DAVOS, SWITZERLAND (JANUARY 26, 2011) REUTERS -Organisers of the World Economic Forum (WEF), kicking off in Davos, Switzerland on Wednesday (January 26), have said the place to look for the real news behind this year's forum will be on your computer screen, thanks to Twitter, Facebook and YouTube
For over four decades, the WEF has been seen by many as being an exclusive networking opportunity for the world's western elite. Bilateral meetings behind closed doors and tightly controlled media access leave many feeling somewhat out of the loop.
But the forum's emphasis on social media might see that changing this year.
Shawn Ahmed, a participant in the forum and an avid user of social media such as Twitter and Facebook, says the rise of social media opens up a seemingly closed-door event.
That means it can be followed by people on their laptops all over the world - not just those taking part.
"The World Economic Forum has traditionally had a reputation as being a rather closed door venue, no one knows what's happening- it's like a big black box but social media changes that.

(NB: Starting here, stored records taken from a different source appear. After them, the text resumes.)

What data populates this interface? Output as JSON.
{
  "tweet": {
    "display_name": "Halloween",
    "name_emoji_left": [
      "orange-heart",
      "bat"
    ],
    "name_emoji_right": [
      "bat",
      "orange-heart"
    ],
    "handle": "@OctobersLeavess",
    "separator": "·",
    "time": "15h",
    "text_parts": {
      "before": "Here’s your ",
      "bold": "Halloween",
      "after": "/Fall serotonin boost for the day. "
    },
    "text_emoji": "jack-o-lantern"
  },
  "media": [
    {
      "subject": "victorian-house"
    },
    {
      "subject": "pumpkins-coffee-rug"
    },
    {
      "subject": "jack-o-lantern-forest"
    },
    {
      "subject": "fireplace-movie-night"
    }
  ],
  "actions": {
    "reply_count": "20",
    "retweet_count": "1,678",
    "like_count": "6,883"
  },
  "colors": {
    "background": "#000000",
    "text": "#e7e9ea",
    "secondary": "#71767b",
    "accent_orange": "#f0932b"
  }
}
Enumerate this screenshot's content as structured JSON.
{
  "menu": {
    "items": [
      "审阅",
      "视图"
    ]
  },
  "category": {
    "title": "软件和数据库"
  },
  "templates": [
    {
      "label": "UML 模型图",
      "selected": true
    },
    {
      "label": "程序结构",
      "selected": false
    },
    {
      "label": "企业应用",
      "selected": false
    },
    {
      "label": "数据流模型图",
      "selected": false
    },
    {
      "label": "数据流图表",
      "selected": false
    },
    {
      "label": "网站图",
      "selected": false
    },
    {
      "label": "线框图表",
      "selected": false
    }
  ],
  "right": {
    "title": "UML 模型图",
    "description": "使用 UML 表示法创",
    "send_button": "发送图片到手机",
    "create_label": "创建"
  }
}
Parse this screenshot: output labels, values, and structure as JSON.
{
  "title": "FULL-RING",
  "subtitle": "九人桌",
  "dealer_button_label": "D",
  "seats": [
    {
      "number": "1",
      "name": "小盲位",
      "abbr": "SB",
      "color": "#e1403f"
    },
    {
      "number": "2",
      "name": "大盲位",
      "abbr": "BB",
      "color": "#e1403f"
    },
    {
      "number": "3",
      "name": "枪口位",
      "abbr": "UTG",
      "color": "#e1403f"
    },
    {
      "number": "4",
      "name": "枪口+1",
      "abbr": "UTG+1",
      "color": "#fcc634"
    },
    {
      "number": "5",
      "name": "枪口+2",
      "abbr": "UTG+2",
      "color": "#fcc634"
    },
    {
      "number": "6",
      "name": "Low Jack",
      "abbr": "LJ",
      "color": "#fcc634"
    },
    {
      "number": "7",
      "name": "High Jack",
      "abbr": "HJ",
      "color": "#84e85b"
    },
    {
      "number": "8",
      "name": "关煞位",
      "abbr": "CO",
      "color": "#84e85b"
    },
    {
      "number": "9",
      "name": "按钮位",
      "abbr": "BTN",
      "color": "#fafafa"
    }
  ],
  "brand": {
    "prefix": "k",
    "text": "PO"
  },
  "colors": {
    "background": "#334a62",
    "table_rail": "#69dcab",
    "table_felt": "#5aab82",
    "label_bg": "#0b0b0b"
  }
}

What social media does is it turns it into an open, inclusive platform for everyone," he says.
Social media is now being adopted by presidents and prime ministers alike; US President Barack Obama, Russian President Dimitry Medvedev and British Prime Minister David Cameron are among those known to dabble in Twitter and Facebook.
Matthias Luefkens, Social Media Chief at the WEF says social media can give an interesting insight into the political workings and movements of world leaders.
"What is very interesting to see is who is related to who, who is following who- so you see that the Russian president is following President Obama and the UK Prime Minister David Cameron but they're ignoring all other G20 leaders. Now David Cameron has started to unilaterally follow all other G20 leaders so it's interesting to see new relations being built through these social networks on Twitter and also on Facebook," he said.
Added to this, over 400 of the 1,400 CEO's at this year's WEF will be reporting through social media.
With such a huge push on this front, some are questioning whether it's a genuine attempt to open up the gathering to the public.
"But I guess the big question is, really is this PR, is this just an attempt to give some democratic credibility to what is the ultimate meeting of the world's elite?" asked Reuters journalist and tweeter Ben Hirschler.
And Hirschler said social media is unlikely to ever take the place of meetings like Davos.
"You can get the raw material by sitting at home in front of your computer which begs the question: why are people coming here? And of course the real reason they are coming here is to network. That's what DAVOS is all about, it's meeting the people you need to talk to to do business," he added.
However, as with the Iranian elections in 2009 and the toppling of a government in Tunisia in 2011, the world has seen social media take a on a more dominant role in exposing and covering such huge political events. Video pictures now take little to no time to reach millions, and protests can be sparked by Facebook posts.
From a political point of view, this is sure to have some consequence and effect on governmental policy and decision making.
According to Klaus Schwab, founder and chairman of the WEF, Tunisia is a good example of how social media can be a catalyst for mass-politcal movements.
"If you look at Tunisia, I mean it's a very good example of what social media can do in mobilising populations. So what will happen, and that's also the new reality, is the decision making will much more influence from the bottom up and less from the top down," said Schwab.
More than 30 heads of state, over 1,400 business leaders and eight central bank chiefs including European Central Bank President Jean-Claude Trichet are set to attend the 2011 World Economic Forum.